She considered herself a sorry drunk and methamphetamine addict and an even sorrier mother. Her hand shook as she held the pistol up to her head. She fired once and missed.
"I pulled that trigger again. I missed again,” she said.
With that turning point 15 years ago, she got extensive help from drug and alcohol counselors and began helping other substance abusers.
But now such counselors face proposed regulations that could limit their services and reduce substance abusers’ access to counseling, Woods said.
"It’s a matter of life and death. How many people will die because of these decisions?” said Woods, executive director of Oklahoma Citizen Advocates for Recovery and Treatment Association. "I’ve got people crying on the phone, ‘Please help me!’ How can I help if I have no place to put them?”
The state’s 900 certified counselors and counselors in training would be required to get a master’s degree to provide those services. They currently need a bachelor’s degree.
Larry Gaines, with Norman Addiction Information and Counseling, called the plan disastrous.

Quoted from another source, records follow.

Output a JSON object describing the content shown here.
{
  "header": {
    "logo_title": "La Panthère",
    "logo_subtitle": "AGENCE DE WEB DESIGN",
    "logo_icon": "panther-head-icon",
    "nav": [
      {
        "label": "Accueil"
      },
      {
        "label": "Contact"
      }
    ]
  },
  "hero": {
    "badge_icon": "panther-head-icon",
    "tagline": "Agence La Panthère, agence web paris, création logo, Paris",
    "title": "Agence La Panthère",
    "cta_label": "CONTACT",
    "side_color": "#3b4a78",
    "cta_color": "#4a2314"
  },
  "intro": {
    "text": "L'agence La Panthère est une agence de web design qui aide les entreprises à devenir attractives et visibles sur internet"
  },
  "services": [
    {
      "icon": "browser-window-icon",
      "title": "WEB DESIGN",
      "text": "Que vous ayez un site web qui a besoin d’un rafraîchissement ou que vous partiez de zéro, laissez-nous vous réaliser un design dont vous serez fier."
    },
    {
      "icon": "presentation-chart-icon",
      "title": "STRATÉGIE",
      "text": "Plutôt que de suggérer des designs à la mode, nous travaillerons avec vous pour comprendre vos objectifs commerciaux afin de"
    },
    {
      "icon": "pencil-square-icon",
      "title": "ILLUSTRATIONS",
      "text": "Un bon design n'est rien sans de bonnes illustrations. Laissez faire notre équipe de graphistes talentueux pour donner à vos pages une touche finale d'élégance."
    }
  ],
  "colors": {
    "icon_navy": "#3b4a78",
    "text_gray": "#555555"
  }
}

Like many certified counselors, Gaines battled his own addictions and then decided to help other substance abusers. He’s now in his 27th year of counseling drug and alcohol abusers, but figures he’ll probably retire rather than going for his master’s degree.
"If they go through with this deal, it will really hurt alcoholics and addicts. People won’t have a place to get services and there’s already not enough facilities to get the services. If this passes, it will be devastating to all the communities,” he said.
About $17 million in budget cuts already have closed more than 195 beds used for substance abuse and mental health patients. More cuts are expected.
In light of those cuts, diminishing experienced counselors’ services doesn’t make a lot of sense, said Andy Dean, a former client of Norman Addiction Information and Counseling.
He said substance abusers like to polish up a lie and use it to gain the sympathy of a counselor. But the farce usually won’t sneak past someone who’s been an abuser.
"I think a master’s degree is great. However, if you don’t have any experience, yourself, in substance abuse to be able to identify when a client is being honest and when a client is in denial ... I don’t think you can learn that at a university at any level,” Dean said.
But the idea is simply to raise state standards and ensure therapists have a master’s degree, while preserving services to substance abusers, said Terri White, Mental Health and Substance Abuse Services commissioner.